But as a result of these logical policy decisions, the exchanges may have eroded some of their credibility with the long-term community. Investors have been voting with their shares, and for three years now, we’ve seen dark pool volume climbing and exchange volume dropping. Rather than seeking to recapture this market share through innovation and experimentation, a few darkaphobic exchanges are instead taking a play straight out of the teacher unions’ playbook: Frame the alternatives as damaging to society, and then try to constrain them or kill them with a regulatory club.
The weapon of choice to destroy competition in markets is called the "trade-at" rule. Under a trade-at regime, exchanges would expressly be given priority at any price over dark pools, market makers, block traders or other alternative liquidity sources. The competitive advantage would be so great that most dark pools and market makers would likely shut down. And that is why trade-at would be shortsighted policy: It would reduce investor choice, driving up costs for retail clients and big institutions alike.
The argument for trade-at goes like this: If exchanges got first dibs on all orders, people would be more likely to place their limit orders on the exchanges, and therefore the size of bids and offers would increase, which would make the market more stable and save us from another flash crash. But even if you accept the wishful notion that more display size could save us from Flash Crash II, ask yourself whether this same result could be achieved without government mandates that restrict choice. I think it could. Displayed orders already have a big advantage because of the current "trade-through" protection, which gives them considerably higher fill rates over dark orders.
A forward-thinking displayed venue that adopted "long-term friendly" policies could potentially create the best of both worlds: a venue with high fill rates and high quality fills. If each exchange launched one "long-term friendly" book, the resulting flood of displayed bids and offers could be a free-market solution to the underlying problem of exchange market share loss, without the arbitrary wealth-shifting and unintended consequences typical of government action.
Ultimately, the regulators would be swimming against the tide of history in passing trade-at or any similar rules that would kill alternative venues and restrict investor choice. American history falls firmly on the side of choice, and organizations that resort to fighting it destroy their credibility. The teacher unions were once paragons of virtue, seen as defending the hardworking people who educate our children. But after publicly fighting against choice, teacher unions find themselves regularly cast as the villain in books and documentaries. Pressure against the unions will continue to build, and in the end, they will lose and choice will win.
So look for charter schools to continue sprouting, dark pools to continue flourishing and "long-term friendly" exchanges to begin popping up and rescuing the forgotten investor. Superman may not be here quite yet, but he’s on the way.
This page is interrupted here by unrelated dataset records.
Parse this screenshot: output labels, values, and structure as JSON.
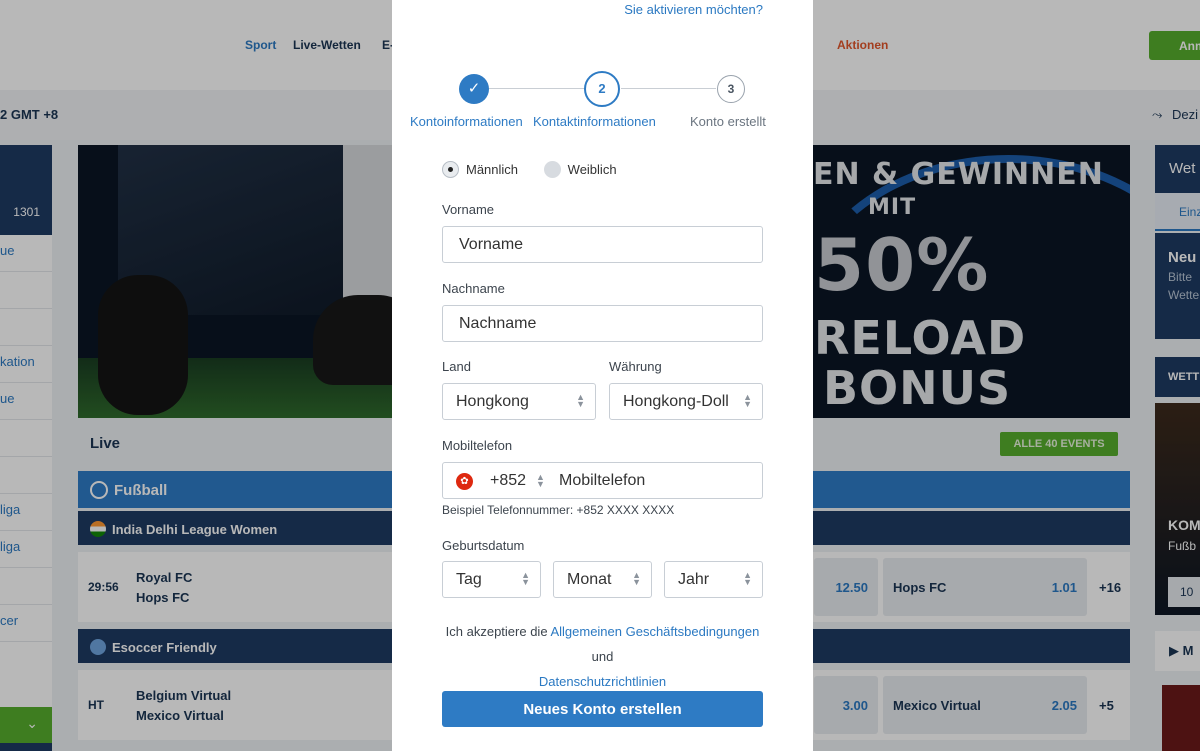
{
  "background": {
    "nav": {
      "sport": "Sport",
      "live": "Live-Wetten",
      "e": "E-",
      "aktionen": "Aktionen",
      "login": "Anm"
    },
    "timezone": "2 GMT +8",
    "dez": "Dezi",
    "left": {
      "count": "1301",
      "items": [
        "ue",
        "",
        "",
        "kation",
        "ue",
        "",
        "",
        "liga",
        "liga",
        "",
        "cer"
      ]
    },
    "banner": {
      "line1": "EN & GEWINNEN",
      "line2": "MIT",
      "line3": "50%",
      "line4": "RELOAD",
      "line5": "BONUS"
    },
    "live_title": "Live",
    "all_events": "ALLE 40 EVENTS",
    "sport": "Fußball",
    "leagues": [
      {
        "name": "India Delhi League Women",
        "match": {
          "time": "29:56",
          "team1": "Royal FC",
          "team2": "Hops FC",
          "odd1": "12.50",
          "team_b": "Hops FC",
          "odd2": "1.01",
          "more": "+16"
        }
      },
      {
        "name": "Esoccer Friendly",
        "match": {
          "time": "HT",
          "team1": "Belgium Virtual",
          "team2": "Mexico Virtual",
          "odd1": "3.00",
          "team_b": "Mexico Virtual",
          "odd2": "2.05",
          "more": "+5"
        }
      }
    ],
    "right": {
      "head": "Wet",
      "tab": "Einz",
      "card_title": "Neu",
      "card_l1": "Bitte",
      "card_l2": "Wette",
      "wett": "WETT",
      "img_title": "KOM",
      "img_sub": "Fußb",
      "img_box": "10",
      "play": "M"
    }
  },
  "modal": {
    "activate_text": "Sie aktivieren möchten?",
    "steps": [
      {
        "label": "Kontoinformationen",
        "marker": "✓"
      },
      {
        "label": "Kontaktinformationen",
        "marker": "2"
      },
      {
        "label": "Konto erstellt",
        "marker": "3"
      }
    ],
    "gender": {
      "male": "Männlich",
      "female": "Weiblich"
    },
    "first_name": {
      "label": "Vorname",
      "placeholder": "Vorname"
    },
    "last_name": {
      "label": "Nachname",
      "placeholder": "Nachname"
    },
    "country": {
      "label": "Land",
      "value": "Hongkong"
    },
    "currency": {
      "label": "Währung",
      "value": "Hongkong-Doll"
    },
    "phone": {
      "label": "Mobiltelefon",
      "code": "+852",
      "placeholder": "Mobiltelefon",
      "example": "Beispiel Telefonnummer: +852 XXXX XXXX"
    },
    "birthdate": {
      "label": "Geburtsdatum",
      "day": "Tag",
      "month": "Monat",
      "year": "Jahr"
    },
    "terms": {
      "prefix": "Ich akzeptiere die ",
      "link1": "Allgemeinen Geschäftsbedingungen",
      "middle": " und",
      "link2": "Datenschutzrichtlinien"
    },
    "submit": "Neues Konto erstellen"
  },
  "colors": {
    "primary": "#2e7bc4",
    "navy": "#1e3b63",
    "green": "#56ad2d",
    "accent": "#e2572b"
  }
}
Dan Mathisson is a columnist for Traders Magazine and the Head of Advanced Execution Services (AES) at Credit Suisse. The opinions expressed in this column are his own, and do not necessarily represent the opinions of the Credit Suisse Group.